A POLICE officer who shot dead a mentally ill young man armed with a bread knife will not be charged, the Director of Public Prosecution (DPP) has confirmed.
In a statement released yesterday afternoon, the DPP said that after 15 months of consideration it had decided not to commence proceedings against Senior Constable Andrew Rich for murder or manslaughter, following the death of Elijah Holcombe in 2009.
Mr Holcombe, 24, a graduate of Macquarie University, was suffering from a mental health breakdown, characterised by episodes of paranoia and delusions, when Senior Constable Rich and Senior Constable Greg Dufty were asked to find him and take him to Armidale hospital, where nursing staff were concerned about his welfare.
But when the plain-clothes police officers approached Mr Holcombe on June 2, 2009, the student ran away.
Senior Constable Rich pursued him on foot before Mr Holcombe armed himself with a bread knife and ran into a laneway.
Senior Constable Rich asked Mr Holcombe to drop the knife before shooting him once in the chest.

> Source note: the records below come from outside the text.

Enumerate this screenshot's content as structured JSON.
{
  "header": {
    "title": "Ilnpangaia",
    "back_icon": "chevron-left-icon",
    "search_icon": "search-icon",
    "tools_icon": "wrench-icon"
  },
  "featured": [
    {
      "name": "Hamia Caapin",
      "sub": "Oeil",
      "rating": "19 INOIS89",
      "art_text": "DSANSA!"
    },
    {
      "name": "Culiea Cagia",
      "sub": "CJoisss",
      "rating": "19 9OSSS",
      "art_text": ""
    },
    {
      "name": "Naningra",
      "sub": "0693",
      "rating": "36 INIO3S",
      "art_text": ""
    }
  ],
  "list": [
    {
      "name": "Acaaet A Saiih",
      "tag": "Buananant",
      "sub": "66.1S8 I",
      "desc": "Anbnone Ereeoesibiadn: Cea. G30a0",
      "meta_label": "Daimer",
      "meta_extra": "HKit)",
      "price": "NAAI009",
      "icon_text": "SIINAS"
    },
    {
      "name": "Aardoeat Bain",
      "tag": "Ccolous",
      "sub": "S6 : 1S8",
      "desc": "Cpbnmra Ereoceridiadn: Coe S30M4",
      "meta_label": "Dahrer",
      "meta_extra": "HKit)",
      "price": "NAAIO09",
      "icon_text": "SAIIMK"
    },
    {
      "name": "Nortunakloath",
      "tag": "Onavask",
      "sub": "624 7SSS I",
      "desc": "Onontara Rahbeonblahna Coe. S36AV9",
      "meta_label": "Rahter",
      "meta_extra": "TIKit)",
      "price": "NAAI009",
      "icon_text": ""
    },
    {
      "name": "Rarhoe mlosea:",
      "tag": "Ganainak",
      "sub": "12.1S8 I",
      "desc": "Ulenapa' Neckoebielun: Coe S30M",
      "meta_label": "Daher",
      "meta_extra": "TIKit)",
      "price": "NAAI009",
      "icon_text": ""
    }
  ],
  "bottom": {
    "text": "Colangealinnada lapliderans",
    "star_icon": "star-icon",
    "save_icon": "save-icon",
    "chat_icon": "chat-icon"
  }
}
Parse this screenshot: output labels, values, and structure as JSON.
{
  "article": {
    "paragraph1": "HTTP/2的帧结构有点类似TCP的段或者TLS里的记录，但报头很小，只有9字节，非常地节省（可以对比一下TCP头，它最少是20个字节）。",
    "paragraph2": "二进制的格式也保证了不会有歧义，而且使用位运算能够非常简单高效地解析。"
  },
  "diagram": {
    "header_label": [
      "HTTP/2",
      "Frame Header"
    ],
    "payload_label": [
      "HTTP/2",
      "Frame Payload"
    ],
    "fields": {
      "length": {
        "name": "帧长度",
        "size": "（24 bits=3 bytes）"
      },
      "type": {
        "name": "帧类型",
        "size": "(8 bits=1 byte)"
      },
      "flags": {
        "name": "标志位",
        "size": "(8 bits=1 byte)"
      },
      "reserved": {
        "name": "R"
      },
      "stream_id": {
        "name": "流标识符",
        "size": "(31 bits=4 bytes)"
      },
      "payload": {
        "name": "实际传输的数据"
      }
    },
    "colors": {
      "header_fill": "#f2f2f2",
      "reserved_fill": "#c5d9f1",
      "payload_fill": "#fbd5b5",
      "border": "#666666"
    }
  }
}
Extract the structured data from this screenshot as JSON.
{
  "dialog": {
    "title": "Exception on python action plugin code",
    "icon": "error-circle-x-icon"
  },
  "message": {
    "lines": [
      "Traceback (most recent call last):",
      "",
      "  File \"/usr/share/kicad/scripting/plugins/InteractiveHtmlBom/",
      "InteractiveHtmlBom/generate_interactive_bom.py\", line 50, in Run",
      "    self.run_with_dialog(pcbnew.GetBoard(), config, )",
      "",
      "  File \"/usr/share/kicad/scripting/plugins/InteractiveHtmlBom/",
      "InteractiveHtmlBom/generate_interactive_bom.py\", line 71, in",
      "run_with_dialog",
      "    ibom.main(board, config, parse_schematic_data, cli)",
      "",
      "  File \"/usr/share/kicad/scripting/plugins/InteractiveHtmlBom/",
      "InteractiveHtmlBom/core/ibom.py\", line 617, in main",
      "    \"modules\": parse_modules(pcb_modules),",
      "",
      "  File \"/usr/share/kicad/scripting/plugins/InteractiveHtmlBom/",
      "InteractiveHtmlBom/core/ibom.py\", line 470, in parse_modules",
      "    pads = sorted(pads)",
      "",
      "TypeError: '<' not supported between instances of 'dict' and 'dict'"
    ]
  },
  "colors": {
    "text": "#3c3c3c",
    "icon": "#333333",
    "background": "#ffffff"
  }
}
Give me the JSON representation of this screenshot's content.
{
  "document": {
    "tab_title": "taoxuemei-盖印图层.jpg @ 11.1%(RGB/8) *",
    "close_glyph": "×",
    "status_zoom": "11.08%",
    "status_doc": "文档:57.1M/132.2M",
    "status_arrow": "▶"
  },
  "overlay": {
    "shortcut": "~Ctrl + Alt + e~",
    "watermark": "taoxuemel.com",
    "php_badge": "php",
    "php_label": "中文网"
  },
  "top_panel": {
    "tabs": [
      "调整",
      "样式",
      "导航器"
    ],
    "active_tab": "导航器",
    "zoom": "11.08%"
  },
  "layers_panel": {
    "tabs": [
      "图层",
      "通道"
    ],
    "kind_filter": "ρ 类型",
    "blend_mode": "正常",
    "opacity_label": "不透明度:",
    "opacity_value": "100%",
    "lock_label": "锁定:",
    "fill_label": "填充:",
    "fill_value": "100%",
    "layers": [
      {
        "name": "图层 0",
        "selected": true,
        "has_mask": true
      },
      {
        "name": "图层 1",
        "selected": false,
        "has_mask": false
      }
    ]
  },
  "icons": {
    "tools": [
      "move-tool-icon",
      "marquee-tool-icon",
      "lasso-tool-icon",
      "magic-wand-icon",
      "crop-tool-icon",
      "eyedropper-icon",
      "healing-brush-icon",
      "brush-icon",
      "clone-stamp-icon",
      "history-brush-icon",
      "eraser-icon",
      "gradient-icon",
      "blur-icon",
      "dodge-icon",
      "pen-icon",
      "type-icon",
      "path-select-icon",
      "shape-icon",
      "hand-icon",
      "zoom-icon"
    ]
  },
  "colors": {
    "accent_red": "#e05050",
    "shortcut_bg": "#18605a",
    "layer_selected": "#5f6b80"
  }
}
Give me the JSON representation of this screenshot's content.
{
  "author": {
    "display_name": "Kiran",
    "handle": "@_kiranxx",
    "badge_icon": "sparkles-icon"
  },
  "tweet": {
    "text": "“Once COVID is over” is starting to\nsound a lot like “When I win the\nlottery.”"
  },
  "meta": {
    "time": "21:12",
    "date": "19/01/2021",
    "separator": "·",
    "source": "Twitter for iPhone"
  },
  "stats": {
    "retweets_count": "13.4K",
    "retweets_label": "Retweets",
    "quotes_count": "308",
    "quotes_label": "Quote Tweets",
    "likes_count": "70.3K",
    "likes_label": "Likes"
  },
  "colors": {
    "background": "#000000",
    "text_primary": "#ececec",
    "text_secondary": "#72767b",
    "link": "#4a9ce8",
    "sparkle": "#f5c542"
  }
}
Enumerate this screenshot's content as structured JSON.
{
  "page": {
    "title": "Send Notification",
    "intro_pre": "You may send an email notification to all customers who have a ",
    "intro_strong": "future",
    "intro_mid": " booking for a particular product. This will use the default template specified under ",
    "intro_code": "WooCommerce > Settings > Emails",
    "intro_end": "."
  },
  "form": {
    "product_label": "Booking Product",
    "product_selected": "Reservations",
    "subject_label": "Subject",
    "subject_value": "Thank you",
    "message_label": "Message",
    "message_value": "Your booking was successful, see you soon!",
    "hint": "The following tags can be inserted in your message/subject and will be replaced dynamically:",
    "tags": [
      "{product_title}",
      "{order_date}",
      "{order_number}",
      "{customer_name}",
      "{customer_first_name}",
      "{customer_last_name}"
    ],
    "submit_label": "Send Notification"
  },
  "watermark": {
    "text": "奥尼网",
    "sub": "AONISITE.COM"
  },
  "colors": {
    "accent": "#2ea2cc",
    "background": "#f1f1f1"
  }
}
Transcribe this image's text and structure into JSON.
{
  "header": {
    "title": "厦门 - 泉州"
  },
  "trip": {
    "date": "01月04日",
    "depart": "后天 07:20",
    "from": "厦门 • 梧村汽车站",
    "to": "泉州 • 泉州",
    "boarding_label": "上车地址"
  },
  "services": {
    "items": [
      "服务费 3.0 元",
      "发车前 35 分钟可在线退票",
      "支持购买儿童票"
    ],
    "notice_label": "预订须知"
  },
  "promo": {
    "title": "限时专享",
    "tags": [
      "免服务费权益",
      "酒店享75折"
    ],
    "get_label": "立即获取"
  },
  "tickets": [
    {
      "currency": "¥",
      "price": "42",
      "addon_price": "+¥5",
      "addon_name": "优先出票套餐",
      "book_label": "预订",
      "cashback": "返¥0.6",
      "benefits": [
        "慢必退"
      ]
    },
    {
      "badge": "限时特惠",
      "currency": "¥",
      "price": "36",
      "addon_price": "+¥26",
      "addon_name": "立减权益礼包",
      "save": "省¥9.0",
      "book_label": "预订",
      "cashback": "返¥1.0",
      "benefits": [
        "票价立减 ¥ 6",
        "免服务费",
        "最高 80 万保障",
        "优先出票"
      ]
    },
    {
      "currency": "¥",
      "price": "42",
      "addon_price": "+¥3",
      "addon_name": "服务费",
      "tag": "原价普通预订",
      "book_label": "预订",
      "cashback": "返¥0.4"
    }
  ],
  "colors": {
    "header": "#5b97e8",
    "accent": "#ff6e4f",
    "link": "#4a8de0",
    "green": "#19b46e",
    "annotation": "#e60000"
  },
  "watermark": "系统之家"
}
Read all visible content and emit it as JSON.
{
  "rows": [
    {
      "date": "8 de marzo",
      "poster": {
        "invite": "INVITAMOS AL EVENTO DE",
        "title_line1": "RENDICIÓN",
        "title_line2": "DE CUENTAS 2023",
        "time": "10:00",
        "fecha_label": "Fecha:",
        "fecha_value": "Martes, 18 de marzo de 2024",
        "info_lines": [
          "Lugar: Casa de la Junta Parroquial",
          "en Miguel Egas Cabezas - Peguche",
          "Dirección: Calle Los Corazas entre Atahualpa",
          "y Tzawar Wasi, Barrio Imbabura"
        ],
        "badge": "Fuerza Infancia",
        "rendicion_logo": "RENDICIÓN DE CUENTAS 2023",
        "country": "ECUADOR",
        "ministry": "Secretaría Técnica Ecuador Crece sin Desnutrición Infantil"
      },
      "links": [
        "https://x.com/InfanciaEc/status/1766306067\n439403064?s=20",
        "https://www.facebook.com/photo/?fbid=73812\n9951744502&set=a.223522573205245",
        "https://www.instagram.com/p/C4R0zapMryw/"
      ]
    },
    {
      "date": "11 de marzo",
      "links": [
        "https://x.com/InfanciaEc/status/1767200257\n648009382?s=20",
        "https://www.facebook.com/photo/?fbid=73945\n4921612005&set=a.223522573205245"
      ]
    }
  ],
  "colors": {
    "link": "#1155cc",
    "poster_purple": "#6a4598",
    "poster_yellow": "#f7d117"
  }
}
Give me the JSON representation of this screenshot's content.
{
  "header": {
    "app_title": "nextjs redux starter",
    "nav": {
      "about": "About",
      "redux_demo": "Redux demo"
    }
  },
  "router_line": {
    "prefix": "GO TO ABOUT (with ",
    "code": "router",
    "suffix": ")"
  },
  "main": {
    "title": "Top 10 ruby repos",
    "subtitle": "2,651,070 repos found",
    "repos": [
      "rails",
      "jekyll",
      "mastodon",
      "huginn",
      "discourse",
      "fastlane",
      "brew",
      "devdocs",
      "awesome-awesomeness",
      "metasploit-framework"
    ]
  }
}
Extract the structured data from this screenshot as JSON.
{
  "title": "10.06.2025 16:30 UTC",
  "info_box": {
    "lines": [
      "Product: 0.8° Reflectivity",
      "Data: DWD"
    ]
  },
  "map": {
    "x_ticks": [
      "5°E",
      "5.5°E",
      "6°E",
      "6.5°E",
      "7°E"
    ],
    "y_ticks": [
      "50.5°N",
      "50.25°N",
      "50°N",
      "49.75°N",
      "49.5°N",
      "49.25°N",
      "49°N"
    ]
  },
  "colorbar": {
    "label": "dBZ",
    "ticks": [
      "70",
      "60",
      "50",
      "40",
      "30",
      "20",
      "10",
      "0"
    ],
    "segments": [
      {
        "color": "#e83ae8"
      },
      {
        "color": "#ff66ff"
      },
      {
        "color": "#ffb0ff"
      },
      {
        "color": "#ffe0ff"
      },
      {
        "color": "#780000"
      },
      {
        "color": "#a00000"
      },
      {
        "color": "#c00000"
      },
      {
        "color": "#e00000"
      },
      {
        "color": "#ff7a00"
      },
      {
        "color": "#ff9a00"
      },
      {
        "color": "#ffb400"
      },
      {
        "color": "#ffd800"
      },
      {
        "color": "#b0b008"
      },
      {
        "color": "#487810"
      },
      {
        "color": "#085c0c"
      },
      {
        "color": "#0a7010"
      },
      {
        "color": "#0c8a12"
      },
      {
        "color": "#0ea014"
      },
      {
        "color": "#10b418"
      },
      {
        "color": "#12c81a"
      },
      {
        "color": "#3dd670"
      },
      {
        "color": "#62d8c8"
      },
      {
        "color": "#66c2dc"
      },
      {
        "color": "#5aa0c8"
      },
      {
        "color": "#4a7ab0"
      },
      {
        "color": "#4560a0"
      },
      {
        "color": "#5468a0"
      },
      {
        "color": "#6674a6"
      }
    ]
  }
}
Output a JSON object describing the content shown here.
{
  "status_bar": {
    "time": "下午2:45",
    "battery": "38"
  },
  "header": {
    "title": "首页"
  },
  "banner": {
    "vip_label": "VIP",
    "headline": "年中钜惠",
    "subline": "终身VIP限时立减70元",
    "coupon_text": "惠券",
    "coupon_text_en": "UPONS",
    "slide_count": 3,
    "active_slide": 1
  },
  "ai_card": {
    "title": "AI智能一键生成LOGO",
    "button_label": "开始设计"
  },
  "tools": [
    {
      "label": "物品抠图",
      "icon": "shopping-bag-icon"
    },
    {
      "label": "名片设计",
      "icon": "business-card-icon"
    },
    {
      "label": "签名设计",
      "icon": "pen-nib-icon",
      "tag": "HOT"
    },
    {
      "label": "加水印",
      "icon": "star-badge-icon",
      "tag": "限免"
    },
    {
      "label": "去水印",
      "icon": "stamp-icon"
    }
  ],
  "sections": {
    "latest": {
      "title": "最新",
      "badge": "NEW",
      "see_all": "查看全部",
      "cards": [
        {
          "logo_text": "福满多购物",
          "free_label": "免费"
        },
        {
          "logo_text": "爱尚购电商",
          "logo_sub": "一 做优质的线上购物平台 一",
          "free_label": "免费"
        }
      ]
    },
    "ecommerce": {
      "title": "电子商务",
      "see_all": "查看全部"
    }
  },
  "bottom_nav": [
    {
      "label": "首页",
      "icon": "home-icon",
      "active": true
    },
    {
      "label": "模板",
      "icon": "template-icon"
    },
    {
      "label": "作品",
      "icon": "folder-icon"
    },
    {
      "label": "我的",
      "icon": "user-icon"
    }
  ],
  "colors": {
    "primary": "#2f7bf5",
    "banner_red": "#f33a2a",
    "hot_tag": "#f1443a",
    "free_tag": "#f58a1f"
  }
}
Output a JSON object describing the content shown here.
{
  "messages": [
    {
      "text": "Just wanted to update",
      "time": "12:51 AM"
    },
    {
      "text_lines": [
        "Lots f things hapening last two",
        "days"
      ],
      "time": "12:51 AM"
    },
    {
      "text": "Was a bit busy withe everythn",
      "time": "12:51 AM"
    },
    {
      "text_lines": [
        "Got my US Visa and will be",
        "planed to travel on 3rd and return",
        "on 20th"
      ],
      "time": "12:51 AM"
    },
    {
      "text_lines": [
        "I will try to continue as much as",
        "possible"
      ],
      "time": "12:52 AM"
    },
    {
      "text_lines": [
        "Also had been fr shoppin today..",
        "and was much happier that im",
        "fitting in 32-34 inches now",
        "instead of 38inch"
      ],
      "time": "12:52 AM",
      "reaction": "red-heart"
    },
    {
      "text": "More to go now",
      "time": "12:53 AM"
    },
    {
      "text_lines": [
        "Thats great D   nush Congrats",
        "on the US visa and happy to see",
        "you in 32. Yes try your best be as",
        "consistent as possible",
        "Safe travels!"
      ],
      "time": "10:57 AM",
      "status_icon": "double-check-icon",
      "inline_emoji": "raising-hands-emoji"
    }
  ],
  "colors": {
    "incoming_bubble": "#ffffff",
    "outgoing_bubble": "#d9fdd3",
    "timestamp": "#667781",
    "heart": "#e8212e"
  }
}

In 2010, a coroner halted an inquest into Mr Holcombe’s death because she believed there was a possibility that criminal charges should be laid.
She referred the file to the DPP, which weighed up whether there was enough evidence to lay charges and whether the case for self-defence would be too strong.
“The Crown had to determine if a charge of murder or manslaughter could be supported on the available evidence, and, if so, whether the Crown could rebut a claim of self-defence or partial self-defence,” a spokeswoman said.
“The director has determined not to commence proceedings against Senior Constable Rich for murder or manslaughter following the fatal shooting of Elijah Holcombe.”
In 2010, the then-NSW state coroner Mary Jerram said: “Having heard the evidence that I have to date, I must say that my view formed more strongly with each passing hour that an indictable offence has been committed.”
The inquest was told that Mr Holcombe, who had suffered from depression for eight years, took his father’s car from their Wee Waa home on June 1 and drove to Armidale.
Mr Holcombe reported the matter to Narrabri police and warned them his son was experiencing paranoid delusions but “would not hurt anybody”.
When Mr Holcombe arrived at Armidale he went to the police station, admitted stealing the car and asked to be taken to Armidale hospital, where he was assessed by a nurse, Carla Rutherford.
In a witness statement, Ms Rutherford said Mr Holcombe appeared paranoid and, despite attempts to keep him at the hospital as a voluntary patient, he was legally allowed to walk out.
When senior constables Rich and Dufty learned Mr Holcombe had discharged himself, they went to the hospital and a nurse asked them to bring him back, because of concerns about his mental health.
The matter will now return to the coroner to make a final finding on Mr Holcombe’s death.
Philip Stewart, the solicitor who represented the family at the inquest, said he hoped the inquest would resume in much less time than it took for the DPP to make a ruling.
“Hopefully the inquest will now resume in a far quicker time than it took for the decision that was announced today – nearly two years since the inquest was terminated and some 16 months in the hands of the DPP,” he said yesterday.
“The inquest is a public forum. The public are entitled to be made fully aware of the evidence that resulted in the coroner terminating the inquest, as well as any further evidence upon its resumption.
“The shooting of mentally ill people in NSW by police is by no means limited to the Elijah Holcombe matter.
“Hopefully the Holcombe inquest and the Salter PIC inquiry will lead to a safer environment for mentally ill people in this state.”